Dataset records below:
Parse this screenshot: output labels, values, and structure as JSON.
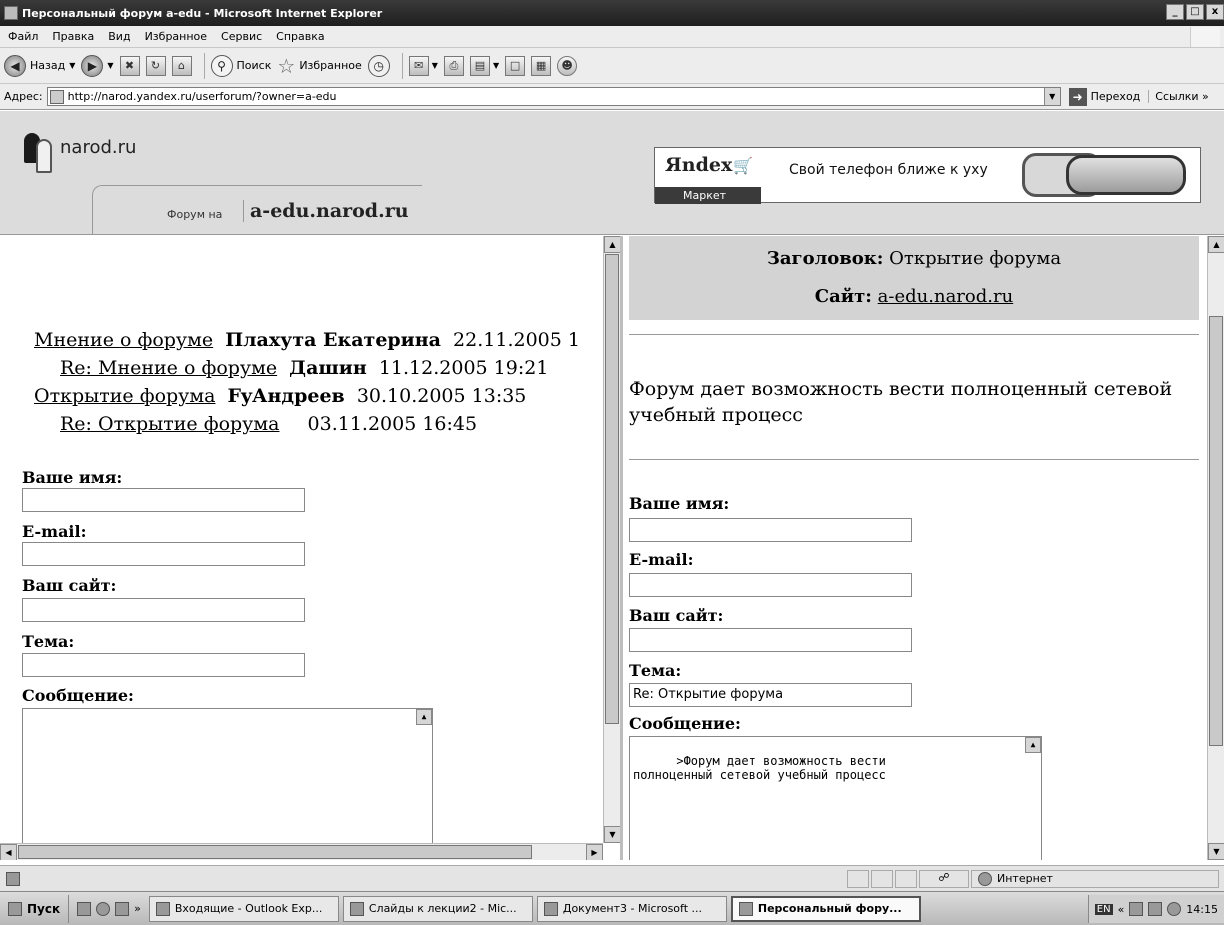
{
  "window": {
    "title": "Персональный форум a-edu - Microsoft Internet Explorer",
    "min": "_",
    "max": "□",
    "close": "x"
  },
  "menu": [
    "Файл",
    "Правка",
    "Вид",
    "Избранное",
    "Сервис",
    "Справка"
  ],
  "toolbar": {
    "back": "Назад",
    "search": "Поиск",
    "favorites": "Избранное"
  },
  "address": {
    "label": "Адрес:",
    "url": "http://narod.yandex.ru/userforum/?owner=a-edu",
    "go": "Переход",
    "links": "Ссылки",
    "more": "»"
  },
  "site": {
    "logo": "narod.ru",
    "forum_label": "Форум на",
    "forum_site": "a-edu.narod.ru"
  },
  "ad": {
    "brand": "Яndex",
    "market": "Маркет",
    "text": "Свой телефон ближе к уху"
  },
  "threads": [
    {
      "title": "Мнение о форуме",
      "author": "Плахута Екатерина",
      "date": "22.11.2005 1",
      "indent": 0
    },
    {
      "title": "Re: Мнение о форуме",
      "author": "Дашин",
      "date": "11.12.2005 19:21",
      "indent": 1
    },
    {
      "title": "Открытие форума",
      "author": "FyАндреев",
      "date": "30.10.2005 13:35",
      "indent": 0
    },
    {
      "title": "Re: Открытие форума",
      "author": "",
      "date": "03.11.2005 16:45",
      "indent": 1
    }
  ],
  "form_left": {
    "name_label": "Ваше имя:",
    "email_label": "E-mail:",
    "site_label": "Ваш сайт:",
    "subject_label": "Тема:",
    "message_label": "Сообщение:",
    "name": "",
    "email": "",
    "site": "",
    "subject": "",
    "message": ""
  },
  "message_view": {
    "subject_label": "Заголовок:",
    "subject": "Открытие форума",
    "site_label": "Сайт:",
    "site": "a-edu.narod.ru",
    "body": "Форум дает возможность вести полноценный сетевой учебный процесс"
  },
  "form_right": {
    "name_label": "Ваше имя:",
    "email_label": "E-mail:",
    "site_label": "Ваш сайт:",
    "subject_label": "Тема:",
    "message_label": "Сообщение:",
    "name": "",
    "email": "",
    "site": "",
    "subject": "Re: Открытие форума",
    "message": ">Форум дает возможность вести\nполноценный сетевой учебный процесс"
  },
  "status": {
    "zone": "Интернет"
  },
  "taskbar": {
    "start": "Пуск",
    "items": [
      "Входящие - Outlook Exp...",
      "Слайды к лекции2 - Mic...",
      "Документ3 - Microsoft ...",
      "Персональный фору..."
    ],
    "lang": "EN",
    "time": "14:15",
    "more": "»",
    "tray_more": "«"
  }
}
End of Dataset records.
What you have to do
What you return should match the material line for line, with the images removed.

Solution to the exercise
Parse this screenshot: output labels, values, and structure as JSON.
{
  "window": {
    "title": "Персональный форум a-edu - Microsoft Internet Explorer",
    "min": "_",
    "max": "□",
    "close": "x"
  },
  "menu": [
    "Файл",
    "Правка",
    "Вид",
    "Избранное",
    "Сервис",
    "Справка"
  ],
  "toolbar": {
    "back": "Назад",
    "search": "Поиск",
    "favorites": "Избранное"
  },
  "address": {
    "label": "Адрес:",
    "url": "http://narod.yandex.ru/userforum/?owner=a-edu",
    "go": "Переход",
    "links": "Ссылки",
    "more": "»"
  },
  "site": {
    "logo": "narod.ru",
    "forum_label": "Форум на",
    "forum_site": "a-edu.narod.ru"
  },
  "ad": {
    "brand": "Яndex",
    "market": "Маркет",
    "text": "Свой телефон ближе к уху"
  },
  "threads": [
    {
      "title": "Мнение о форуме",
      "author": "Плахута Екатерина",
      "date": "22.11.2005 1",
      "indent": 0
    },
    {
      "title": "Re: Мнение о форуме",
      "author": "Дашин",
      "date": "11.12.2005 19:21",
      "indent": 1
    },
    {
      "title": "Открытие форума",
      "author": "FyАндреев",
      "date": "30.10.2005 13:35",
      "indent": 0
    },
    {
      "title": "Re: Открытие форума",
      "author": "",
      "date": "03.11.2005 16:45",
      "indent": 1
    }
  ],
  "form_left": {
    "name_label": "Ваше имя:",
    "email_label": "E-mail:",
    "site_label": "Ваш сайт:",
    "subject_label": "Тема:",
    "message_label": "Сообщение:",
    "name": "",
    "email": "",
    "site": "",
    "subject": "",
    "message": ""
  },
  "message_view": {
    "subject_label": "Заголовок:",
    "subject": "Открытие форума",
    "site_label": "Сайт:",
    "site": "a-edu.narod.ru",
    "body": "Форум дает возможность вести полноценный сетевой учебный процесс"
  },
  "form_right": {
    "name_label": "Ваше имя:",
    "email_label": "E-mail:",
    "site_label": "Ваш сайт:",
    "subject_label": "Тема:",
    "message_label": "Сообщение:",
    "name": "",
    "email": "",
    "site": "",
    "subject": "Re: Открытие форума",
    "message": ">Форум дает возможность вести\nполноценный сетевой учебный процесс"
  },
  "status": {
    "zone": "Интернет"
  },
  "taskbar": {
    "start": "Пуск",
    "items": [
      "Входящие - Outlook Exp...",
      "Слайды к лекции2 - Mic...",
      "Документ3 - Microsoft ...",
      "Персональный фору..."
    ],
    "lang": "EN",
    "time": "14:15",
    "more": "»",
    "tray_more": "«"
  }
}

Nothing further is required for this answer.